## INSTRUCTIONS TO FOLLOW
Report each line from the data below that holds the word "spectrum".

START DATASET EXTRACT

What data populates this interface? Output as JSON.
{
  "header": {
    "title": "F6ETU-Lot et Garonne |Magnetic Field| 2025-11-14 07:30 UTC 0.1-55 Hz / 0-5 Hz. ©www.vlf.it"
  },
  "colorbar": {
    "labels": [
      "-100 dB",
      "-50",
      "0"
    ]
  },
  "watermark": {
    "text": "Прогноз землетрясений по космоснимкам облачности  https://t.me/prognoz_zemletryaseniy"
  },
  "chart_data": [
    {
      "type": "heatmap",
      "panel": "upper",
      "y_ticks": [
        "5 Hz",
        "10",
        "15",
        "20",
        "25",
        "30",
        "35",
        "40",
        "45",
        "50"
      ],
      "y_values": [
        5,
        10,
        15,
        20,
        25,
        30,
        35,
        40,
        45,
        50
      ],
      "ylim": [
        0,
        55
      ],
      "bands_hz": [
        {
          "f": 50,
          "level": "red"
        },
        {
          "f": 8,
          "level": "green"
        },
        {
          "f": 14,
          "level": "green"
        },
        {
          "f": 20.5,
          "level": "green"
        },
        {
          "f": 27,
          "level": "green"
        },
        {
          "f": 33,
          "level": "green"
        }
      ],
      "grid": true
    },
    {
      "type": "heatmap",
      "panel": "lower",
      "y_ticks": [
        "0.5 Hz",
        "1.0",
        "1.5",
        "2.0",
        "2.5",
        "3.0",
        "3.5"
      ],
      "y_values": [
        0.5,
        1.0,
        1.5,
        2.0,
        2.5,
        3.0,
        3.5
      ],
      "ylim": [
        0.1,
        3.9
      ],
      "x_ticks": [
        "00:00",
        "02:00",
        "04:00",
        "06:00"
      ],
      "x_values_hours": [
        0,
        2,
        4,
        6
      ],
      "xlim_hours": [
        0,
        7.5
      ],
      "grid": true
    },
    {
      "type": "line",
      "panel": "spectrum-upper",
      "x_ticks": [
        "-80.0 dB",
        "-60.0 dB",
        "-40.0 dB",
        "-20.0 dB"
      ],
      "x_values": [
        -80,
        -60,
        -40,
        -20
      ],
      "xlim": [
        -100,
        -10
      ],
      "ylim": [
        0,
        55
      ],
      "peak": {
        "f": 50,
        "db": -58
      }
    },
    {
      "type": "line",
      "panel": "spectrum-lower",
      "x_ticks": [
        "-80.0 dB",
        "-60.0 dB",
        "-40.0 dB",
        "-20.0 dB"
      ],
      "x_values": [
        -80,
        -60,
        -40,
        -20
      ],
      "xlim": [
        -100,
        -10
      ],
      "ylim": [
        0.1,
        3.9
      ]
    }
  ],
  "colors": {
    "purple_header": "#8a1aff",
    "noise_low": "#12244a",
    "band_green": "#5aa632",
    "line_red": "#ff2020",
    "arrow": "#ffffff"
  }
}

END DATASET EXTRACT

## TASK ANSWER
      "panel": "spectrum-upper",
      "panel": "spectrum-lower",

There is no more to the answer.